## WHAT IS EXPECTED:
From the data below, restate every line word for word.

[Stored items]
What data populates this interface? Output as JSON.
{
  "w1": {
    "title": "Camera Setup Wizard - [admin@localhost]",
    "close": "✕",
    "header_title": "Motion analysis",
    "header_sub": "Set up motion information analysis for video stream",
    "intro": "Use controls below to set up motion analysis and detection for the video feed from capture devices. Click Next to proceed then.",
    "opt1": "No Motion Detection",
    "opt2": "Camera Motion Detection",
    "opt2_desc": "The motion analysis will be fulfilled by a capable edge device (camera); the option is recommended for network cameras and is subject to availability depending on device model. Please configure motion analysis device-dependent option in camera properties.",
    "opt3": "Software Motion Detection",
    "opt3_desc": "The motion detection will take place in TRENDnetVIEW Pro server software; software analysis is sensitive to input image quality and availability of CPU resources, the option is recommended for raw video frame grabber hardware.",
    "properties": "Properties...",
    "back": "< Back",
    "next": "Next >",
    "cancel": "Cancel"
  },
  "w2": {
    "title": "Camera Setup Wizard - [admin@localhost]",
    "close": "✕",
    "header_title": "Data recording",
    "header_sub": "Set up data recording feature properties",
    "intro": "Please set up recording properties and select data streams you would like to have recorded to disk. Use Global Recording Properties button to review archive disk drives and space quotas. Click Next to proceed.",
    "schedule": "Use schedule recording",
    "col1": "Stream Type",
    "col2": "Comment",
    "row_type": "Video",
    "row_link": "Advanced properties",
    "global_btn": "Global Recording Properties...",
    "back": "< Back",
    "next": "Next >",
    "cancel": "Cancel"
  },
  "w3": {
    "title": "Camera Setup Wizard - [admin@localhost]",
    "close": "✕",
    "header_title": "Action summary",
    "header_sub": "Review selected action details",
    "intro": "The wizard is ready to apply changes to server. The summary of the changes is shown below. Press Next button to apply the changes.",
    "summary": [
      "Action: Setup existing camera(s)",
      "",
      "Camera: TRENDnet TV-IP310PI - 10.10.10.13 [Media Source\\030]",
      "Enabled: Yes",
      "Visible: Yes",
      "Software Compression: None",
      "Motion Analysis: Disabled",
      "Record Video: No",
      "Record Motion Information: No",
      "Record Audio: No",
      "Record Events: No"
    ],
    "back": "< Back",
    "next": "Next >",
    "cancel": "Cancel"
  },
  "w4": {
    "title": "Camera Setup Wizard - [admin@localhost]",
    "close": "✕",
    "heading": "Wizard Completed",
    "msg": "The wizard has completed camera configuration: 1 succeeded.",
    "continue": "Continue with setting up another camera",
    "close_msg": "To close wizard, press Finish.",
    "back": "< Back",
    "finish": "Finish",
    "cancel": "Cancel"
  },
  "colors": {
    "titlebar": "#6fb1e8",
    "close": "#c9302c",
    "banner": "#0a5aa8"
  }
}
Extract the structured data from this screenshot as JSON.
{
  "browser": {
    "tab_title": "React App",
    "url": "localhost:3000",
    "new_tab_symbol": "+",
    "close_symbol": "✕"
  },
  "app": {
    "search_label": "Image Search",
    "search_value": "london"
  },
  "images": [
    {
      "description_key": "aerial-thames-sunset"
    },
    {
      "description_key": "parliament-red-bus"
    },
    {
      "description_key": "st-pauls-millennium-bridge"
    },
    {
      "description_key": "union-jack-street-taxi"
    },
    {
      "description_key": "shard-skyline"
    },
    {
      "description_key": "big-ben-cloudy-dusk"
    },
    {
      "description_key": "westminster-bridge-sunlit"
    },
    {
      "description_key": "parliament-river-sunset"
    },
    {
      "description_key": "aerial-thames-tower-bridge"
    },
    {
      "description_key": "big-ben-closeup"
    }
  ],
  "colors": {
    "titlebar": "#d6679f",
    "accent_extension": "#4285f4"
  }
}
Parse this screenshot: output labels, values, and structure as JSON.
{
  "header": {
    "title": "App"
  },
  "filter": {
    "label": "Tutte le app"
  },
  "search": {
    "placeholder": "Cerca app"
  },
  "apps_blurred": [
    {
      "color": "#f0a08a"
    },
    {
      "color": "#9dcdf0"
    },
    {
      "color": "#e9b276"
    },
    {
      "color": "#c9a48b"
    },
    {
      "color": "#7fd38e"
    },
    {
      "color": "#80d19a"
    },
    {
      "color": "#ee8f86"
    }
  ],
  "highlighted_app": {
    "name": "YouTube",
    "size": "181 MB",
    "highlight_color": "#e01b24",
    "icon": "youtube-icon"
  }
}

## ANSWER SECTION:
What data populates this interface? Output as JSON.
{
  "w1": {
    "title": "Camera Setup Wizard - [admin@localhost]",
    "close": "✕",
    "header_title": "Motion analysis",
    "header_sub": "Set up motion information analysis for video stream",
    "intro": "Use controls below to set up motion analysis and detection for the video feed from capture devices. Click Next to proceed then.",
    "opt1": "No Motion Detection",
    "opt2": "Camera Motion Detection",
    "opt2_desc": "The motion analysis will be fulfilled by a capable edge device (camera); the option is recommended for network cameras and is subject to availability depending on device model. Please configure motion analysis device-dependent option in camera properties.",
    "opt3": "Software Motion Detection",
    "opt3_desc": "The motion detection will take place in TRENDnetVIEW Pro server software; software analysis is sensitive to input image quality and availability of CPU resources, the option is recommended for raw video frame grabber hardware.",
    "properties": "Properties...",
    "back": "< Back",
    "next": "Next >",
    "cancel": "Cancel"
  },
  "w2": {
    "title": "Camera Setup Wizard - [admin@localhost]",
    "close": "✕",
    "header_title": "Data recording",
    "header_sub": "Set up data recording feature properties",
    "intro": "Please set up recording properties and select data streams you would like to have recorded to disk. Use Global Recording Properties button to review archive disk drives and space quotas. Click Next to proceed.",
    "schedule": "Use schedule recording",
    "col1": "Stream Type",
    "col2": "Comment",
    "row_type": "Video",
    "row_link": "Advanced properties",
    "global_btn": "Global Recording Properties...",
    "back": "< Back",
    "next": "Next >",
    "cancel": "Cancel"
  },
  "w3": {
    "title": "Camera Setup Wizard - [admin@localhost]",
    "close": "✕",
    "header_title": "Action summary",
    "header_sub": "Review selected action details",
    "intro": "The wizard is ready to apply changes to server. The summary of the changes is shown below. Press Next button to apply the changes.",
    "summary": [
      "Action: Setup existing camera(s)",
      "",
      "Camera: TRENDnet TV-IP310PI - 10.10.10.13 [Media Source\\030]",
      "Enabled: Yes",
      "Visible: Yes",
      "Software Compression: None",
      "Motion Analysis: Disabled",
      "Record Video: No",
      "Record Motion Information: No",
      "Record Audio: No",
      "Record Events: No"
    ],
    "back": "< Back",
    "next": "Next >",
    "cancel": "Cancel"
  },
  "w4": {
    "title": "Camera Setup Wizard - [admin@localhost]",
    "close": "✕",
    "heading": "Wizard Completed",
    "msg": "The wizard has completed camera configuration: 1 succeeded.",
    "continue": "Continue with setting up another camera",
    "close_msg": "To close wizard, press Finish.",
    "back": "< Back",
    "finish": "Finish",
    "cancel": "Cancel"
  },
  "colors": {
    "titlebar": "#6fb1e8",
    "close": "#c9302c",
    "banner": "#0a5aa8"
  }
}
Extract the structured data from this screenshot as JSON.
{
  "browser": {
    "tab_title": "React App",
    "url": "localhost:3000",
    "new_tab_symbol": "+",
    "close_symbol": "✕"
  },
  "app": {
    "search_label": "Image Search",
    "search_value": "london"
  },
  "images": [
    {
      "description_key": "aerial-thames-sunset"
    },
    {
      "description_key": "parliament-red-bus"
    },
    {
      "description_key": "st-pauls-millennium-bridge"
    },
    {
      "description_key": "union-jack-street-taxi"
    },
    {
      "description_key": "shard-skyline"
    },
    {
      "description_key": "big-ben-cloudy-dusk"
    },
    {
      "description_key": "westminster-bridge-sunlit"
    },
    {
      "description_key": "parliament-river-sunset"
    },
    {
      "description_key": "aerial-thames-tower-bridge"
    },
    {
      "description_key": "big-ben-closeup"
    }
  ],
  "colors": {
    "titlebar": "#d6679f",
    "accent_extension": "#4285f4"
  }
}
Parse this screenshot: output labels, values, and structure as JSON.
{
  "header": {
    "title": "App"
  },
  "filter": {
    "label": "Tutte le app"
  },
  "search": {
    "placeholder": "Cerca app"
  },
  "apps_blurred": [
    {
      "color": "#f0a08a"
    },
    {
      "color": "#9dcdf0"
    },
    {
      "color": "#e9b276"
    },
    {
      "color": "#c9a48b"
    },
    {
      "color": "#7fd38e"
    },
    {
      "color": "#80d19a"
    },
    {
      "color": "#ee8f86"
    }
  ],
  "highlighted_app": {
    "name": "YouTube",
    "size": "181 MB",
    "highlight_color": "#e01b24",
    "icon": "youtube-icon"
  }
}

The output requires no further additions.